Consumer Study Reveals Insights About Cybersecurity At Home

On the eve of Election Day, understandable paranoia circulates about security of the voting system. But what about security at the home level? Unless you’re an ostrich with your head in the sand about the issue, you have at least given cybersecurity some consideration.

Last year I wrote an article about a company that is leveraging artificial intelligence in order to provide a more dynamic solution for home cybersecurity. The folks at CUJO have released a new report that is instructive.

For larger context, Reuters reported a year ago that Lloyd’s of London tried to quantify the potential cost of a cyberattack. The amount was estimated to be $53 billion, which is about equivalent to the damage inflicted by Hurricane Sandy in the 2012. The study was undertaken in the wake of the cyberattack emanating in Ukraine, which quickly spread across borders.

In their new report, CUJO points out that homeowners are drawn to the promise of connected devices making their lives more convenient. But dreams of a Jetsons-like existence come with a dark underbelly.

Currently, homeowners have multiple connected gadgets without a clear overview of the network. These devices are not secure by design, and they put their owners at risk. People are losing their personal information, money, and time – and insecure devices are to blame. Managing multiple devices is not user-friendly, and that interferes with getting the most out of the connected experience.

The CUJO team surveyed a sample of over 2600 respondents who currently own the CUJO AI internet security firewall. The survey was conducted in July and August 2018.

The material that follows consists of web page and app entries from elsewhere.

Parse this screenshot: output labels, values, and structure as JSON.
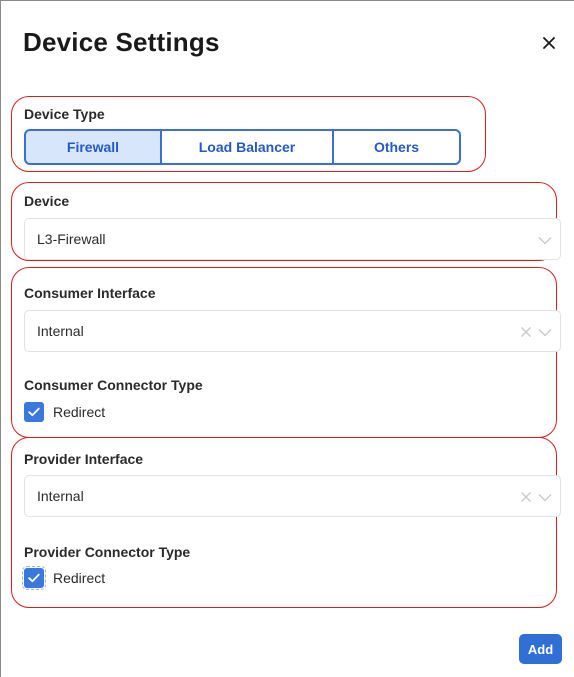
{
  "dialog": {
    "title": "Device Settings",
    "close_label": "×"
  },
  "device_type": {
    "label": "Device Type",
    "options": [
      "Firewall",
      "Load Balancer",
      "Others"
    ],
    "selected": "Firewall"
  },
  "device": {
    "label": "Device",
    "value": "L3-Firewall"
  },
  "consumer": {
    "interface_label": "Consumer Interface",
    "interface_value": "Internal",
    "connector_label": "Consumer Connector Type",
    "connector_option": "Redirect",
    "connector_checked": true
  },
  "provider": {
    "interface_label": "Provider Interface",
    "interface_value": "Internal",
    "connector_label": "Provider Connector Type",
    "connector_option": "Redirect",
    "connector_checked": true
  },
  "actions": {
    "add_label": "Add"
  },
  "colors": {
    "accent": "#2f6fd6",
    "selected_segment_bg": "#d7e6fb",
    "highlight_outline": "#d81d1d"
  },
  "icons": {
    "close": "close-icon",
    "dropdown": "chevron-down-icon",
    "clear": "clear-x-icon",
    "check": "checkmark-icon"
  }
}
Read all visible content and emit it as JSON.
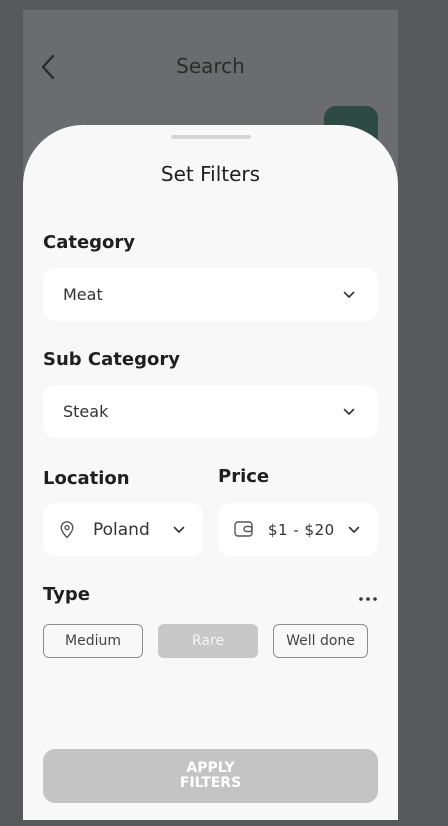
{
  "header": {
    "title": "Search"
  },
  "sheet": {
    "title": "Set Filters",
    "category": {
      "label": "Category",
      "value": "Meat"
    },
    "sub_category": {
      "label": "Sub Category",
      "value": "Steak"
    },
    "location": {
      "label": "Location",
      "value": "Poland"
    },
    "price": {
      "label": "Price",
      "value": "$1 - $20"
    },
    "type": {
      "label": "Type",
      "options": [
        "Medium",
        "Rare",
        "Well done"
      ],
      "selected": "Rare"
    },
    "apply_label": "APPLY\nFILTERS"
  },
  "colors": {
    "backdrop": "#57595c",
    "sheet": "#f8f8f8",
    "accent_dark": "#2d4a44",
    "chip_active": "#c8c8c8",
    "button_disabled": "#c4c4c4"
  },
  "icons": [
    "chevron-left-icon",
    "chevron-down-icon",
    "map-pin-icon",
    "wallet-icon",
    "more-dots-icon"
  ]
}
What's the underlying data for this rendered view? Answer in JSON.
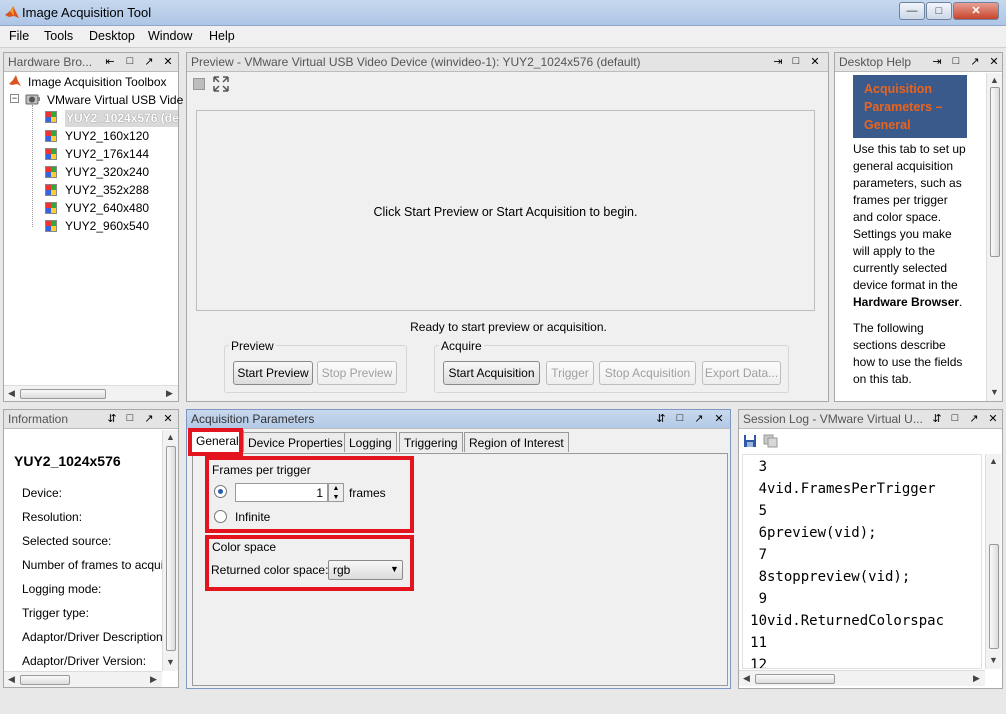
{
  "window": {
    "title": "Image Acquisition Tool",
    "controls": [
      "—",
      "□",
      "✕"
    ]
  },
  "menu": [
    "File",
    "Tools",
    "Desktop",
    "Window",
    "Help"
  ],
  "hardware": {
    "title": "Hardware Bro...",
    "root": "Image Acquisition Toolbox",
    "device": "VMware Virtual USB Vide",
    "formats": [
      "YUY2_1024x576 (de",
      "YUY2_160x120",
      "YUY2_176x144",
      "YUY2_320x240",
      "YUY2_352x288",
      "YUY2_640x480",
      "YUY2_960x540"
    ]
  },
  "preview": {
    "title": "Preview - VMware Virtual USB Video Device (winvideo-1): YUY2_1024x576 (default)",
    "message": "Click Start Preview or Start Acquisition to begin.",
    "status": "Ready to start preview or acquisition.",
    "preview_group": "Preview",
    "acquire_group": "Acquire",
    "start_preview": "Start Preview",
    "stop_preview": "Stop Preview",
    "start_acquisition": "Start Acquisition",
    "trigger": "Trigger",
    "stop_acquisition": "Stop Acquisition",
    "export_data": "Export Data..."
  },
  "help": {
    "title": "Desktop Help",
    "heading": [
      "Acquisition",
      "Parameters –",
      "General"
    ],
    "para1": [
      "Use this tab to set up",
      "general acquisition",
      "parameters, such as",
      "frames per trigger",
      "and color space.",
      "Settings you make",
      "will apply to the",
      "currently selected",
      "device format in the"
    ],
    "para1_bold": "Hardware Browser",
    "para1_end": ".",
    "para2": [
      "The following",
      "sections describe",
      "how to use the fields",
      "on this tab."
    ]
  },
  "info": {
    "title": "Information",
    "format": "YUY2_1024x576",
    "labels": [
      "Device:",
      "Resolution:",
      "Selected source:",
      "Number of frames to acqui",
      "Logging mode:",
      "Trigger type:",
      "Adaptor/Driver Description",
      "Adaptor/Driver Version:"
    ]
  },
  "params": {
    "title": "Acquisition Parameters",
    "tabs": [
      "General",
      "Device Properties",
      "Logging",
      "Triggering",
      "Region of Interest"
    ],
    "frames_group": "Frames per trigger",
    "frames_value": "1",
    "frames_unit": "frames",
    "infinite": "Infinite",
    "color_group": "Color space",
    "color_label": "Returned color space:",
    "color_value": "rgb"
  },
  "session": {
    "title": "Session Log - VMware Virtual U...",
    "lines": [
      {
        "n": "3",
        "code": ""
      },
      {
        "n": "4",
        "code": "vid.FramesPerTrigger"
      },
      {
        "n": "5",
        "code": ""
      },
      {
        "n": "6",
        "code": "preview(vid);"
      },
      {
        "n": "7",
        "code": ""
      },
      {
        "n": "8",
        "code": "stoppreview(vid);"
      },
      {
        "n": "9",
        "code": ""
      },
      {
        "n": "10",
        "code": "vid.ReturnedColorspac"
      },
      {
        "n": "11",
        "code": ""
      },
      {
        "n": "12",
        "code": ""
      }
    ]
  },
  "colors": {
    "highlight": "#e4141e",
    "help_heading_bg": "#3b5a8c",
    "help_heading_text": "#e8641e"
  }
}
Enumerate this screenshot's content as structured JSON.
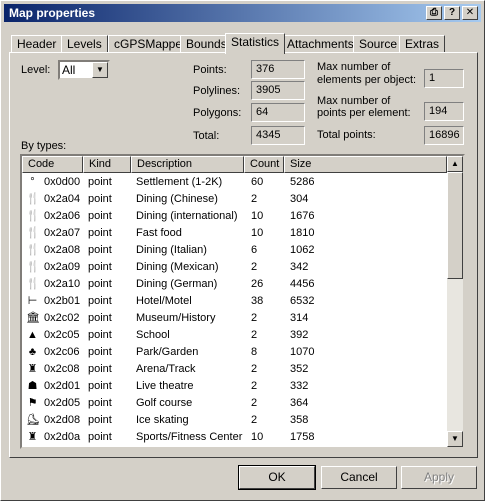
{
  "window": {
    "title": "Map properties"
  },
  "tabs": [
    "Header",
    "Levels",
    "cGPSMapper",
    "Bounds",
    "Statistics",
    "Attachments",
    "Source",
    "Extras"
  ],
  "level": {
    "label": "Level:",
    "value": "All"
  },
  "stats": {
    "points_label": "Points:",
    "points": "376",
    "polylines_label": "Polylines:",
    "polylines": "3905",
    "polygons_label": "Polygons:",
    "polygons": "64",
    "total_label": "Total:",
    "total": "4345",
    "max_elements_label_1": "Max number of",
    "max_elements_label_2": "elements per object:",
    "max_elements": "1",
    "max_points_label_1": "Max number of",
    "max_points_label_2": "points per element:",
    "max_points": "194",
    "total_points_label": "Total points:",
    "total_points": "16896"
  },
  "by_types_label": "By types:",
  "columns": [
    "Code",
    "Kind",
    "Description",
    "Count",
    "Size"
  ],
  "rows": [
    {
      "icon": "dot-icon",
      "glyph": "°",
      "code": "0x0d00",
      "kind": "point",
      "desc": "Settlement (1-2K)",
      "count": "60",
      "size": "5286"
    },
    {
      "icon": "fork-knife-icon",
      "glyph": "🍴",
      "code": "0x2a04",
      "kind": "point",
      "desc": "Dining (Chinese)",
      "count": "2",
      "size": "304"
    },
    {
      "icon": "fork-knife-icon",
      "glyph": "🍴",
      "code": "0x2a06",
      "kind": "point",
      "desc": "Dining (international)",
      "count": "10",
      "size": "1676"
    },
    {
      "icon": "fork-knife-icon",
      "glyph": "🍴",
      "code": "0x2a07",
      "kind": "point",
      "desc": "Fast food",
      "count": "10",
      "size": "1810"
    },
    {
      "icon": "fork-knife-icon",
      "glyph": "🍴",
      "code": "0x2a08",
      "kind": "point",
      "desc": "Dining (Italian)",
      "count": "6",
      "size": "1062"
    },
    {
      "icon": "fork-knife-icon",
      "glyph": "🍴",
      "code": "0x2a09",
      "kind": "point",
      "desc": "Dining (Mexican)",
      "count": "2",
      "size": "342"
    },
    {
      "icon": "fork-knife-icon",
      "glyph": "🍴",
      "code": "0x2a10",
      "kind": "point",
      "desc": "Dining (German)",
      "count": "26",
      "size": "4456"
    },
    {
      "icon": "bed-icon",
      "glyph": "⊢",
      "code": "0x2b01",
      "kind": "point",
      "desc": "Hotel/Motel",
      "count": "38",
      "size": "6532"
    },
    {
      "icon": "museum-icon",
      "glyph": "🏛",
      "code": "0x2c02",
      "kind": "point",
      "desc": "Museum/History",
      "count": "2",
      "size": "314"
    },
    {
      "icon": "school-icon",
      "glyph": "▲",
      "code": "0x2c05",
      "kind": "point",
      "desc": "School",
      "count": "2",
      "size": "392"
    },
    {
      "icon": "tree-icon",
      "glyph": "♣",
      "code": "0x2c06",
      "kind": "point",
      "desc": "Park/Garden",
      "count": "8",
      "size": "1070"
    },
    {
      "icon": "trophy-icon",
      "glyph": "♜",
      "code": "0x2c08",
      "kind": "point",
      "desc": "Arena/Track",
      "count": "2",
      "size": "352"
    },
    {
      "icon": "theatre-icon",
      "glyph": "☗",
      "code": "0x2d01",
      "kind": "point",
      "desc": "Live theatre",
      "count": "2",
      "size": "332"
    },
    {
      "icon": "golf-icon",
      "glyph": "⚑",
      "code": "0x2d05",
      "kind": "point",
      "desc": "Golf course",
      "count": "2",
      "size": "364"
    },
    {
      "icon": "skate-icon",
      "glyph": "⛸",
      "code": "0x2d08",
      "kind": "point",
      "desc": "Ice skating",
      "count": "2",
      "size": "358"
    },
    {
      "icon": "trophy-icon",
      "glyph": "♜",
      "code": "0x2d0a",
      "kind": "point",
      "desc": "Sports/Fitness Center",
      "count": "10",
      "size": "1758"
    }
  ],
  "buttons": {
    "ok": "OK",
    "cancel": "Cancel",
    "apply": "Apply"
  },
  "colors": {
    "title_start": "#0a246a",
    "title_end": "#a6caf0",
    "face": "#d4d0c8"
  }
}
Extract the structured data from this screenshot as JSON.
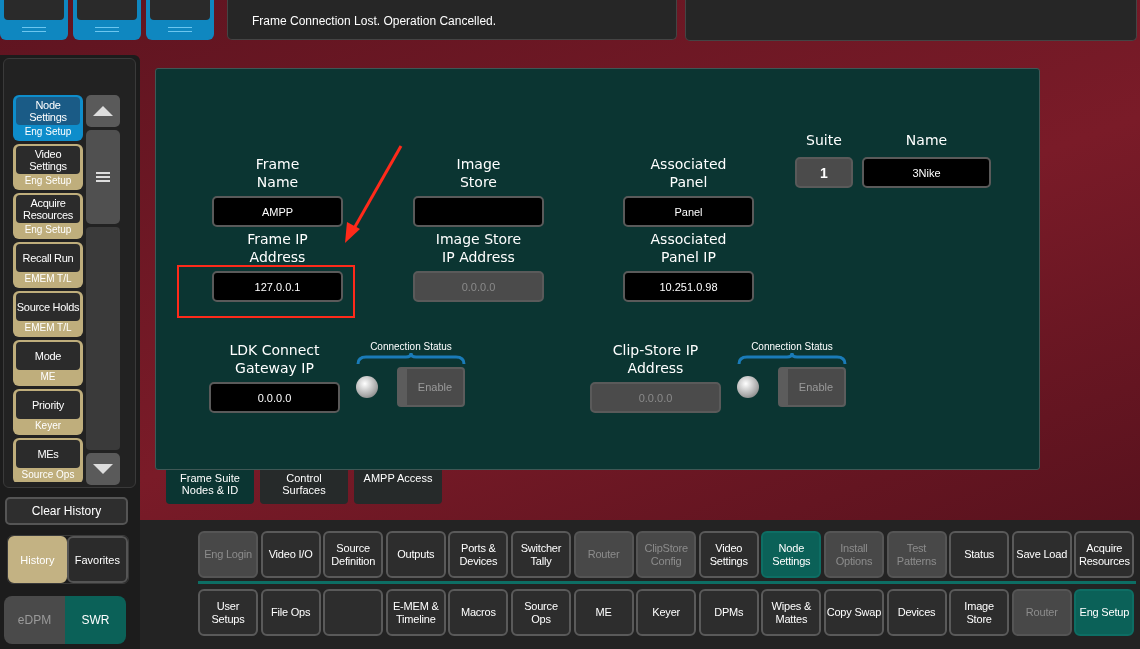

The survey was designed to discuss three key topics related to smart homes: device identification, AI (artificial intelligence) security and digital parenting tools.

Not surprisingly, as to the first topic respondents are most concerned about a loss of personal data and contact information (87.3%), unauthorized remote access to their devices (77.5%) and loss of financial data (74.6%).

On the second topic, a vast majority of respondents prefer to get full information about device vulnerability to threats. What those 83% want to do with that information is an intriguing issue.

As to the third topic, nearly half are blocking a specific website or application as part of their digital parenting strategy.

What are these connected devices under consideration? The average US home has 18 connected devices, with the top 10 as follows:

  1. Phones
  2. Computers
  3. Routers
  4. Tablets
  5. Streaming video devices
  6. Voice control devices
  7. Smart TVs
  8. Laptops
  9. Printers
  10. Gaming consoles

The findings can be distilled into the conclusion that people worry about the vulnerabilities smart home devices bring in to their homes. Recognizing the vulnerability is the first hurdle, and indeed more people are realizing they can’t ignore the issue. A head in the sand is not a solution. But once the realization hits home, people realize they need actionable information. An example is knowing if their antivirus software is out of date. They also want to get suggestions when it’s time to update their devices or change their router’s password. Another important topic is the overall health of the network and what can be done to improve it.

Parents have been grappling with connected devices in their kids’ hands for at least a generation. The pace of device adoption continues to accelerate, with an attendant increase in time spent thereon. An Ofcom report notes that 79 percent of 5-to-7-year-olds go online for nine hours a week. The number reaches a stunning 21 hours a week for 99 percent of 12-to-15-year-old teenagers. Eighty-one percent of 8-to-11-year-olds play games online for 10 hours a week. These are staggering figures. Executives in Silicon Valley have been in the news for drastically curtailing their kids’ use of such devices, a sobering scenario.

Solutions that allow parents to create profiles enable parents to better limit their kids’ access to content. Tools like schedules and filters can give parents a better sense of control.

CUJO believes that its proprietary hardware / software solution is the ideal way to leverage artificial intelligence to address the three areas of concern for consumers. Indeed, CUJO analyzes vast amounts of local network data and then uses proprietary machine learning algorithms to power the features.

Neither ostrich nor dodo are viable role models.



Brad Auerbach has been a journalist and editor covering the media, entertainment, travel and technology scene for many years. He has written for Forbes, Time Out London, SPIN, Village Voice, LA Weekly and early in his career won a New York State College Journalism Award.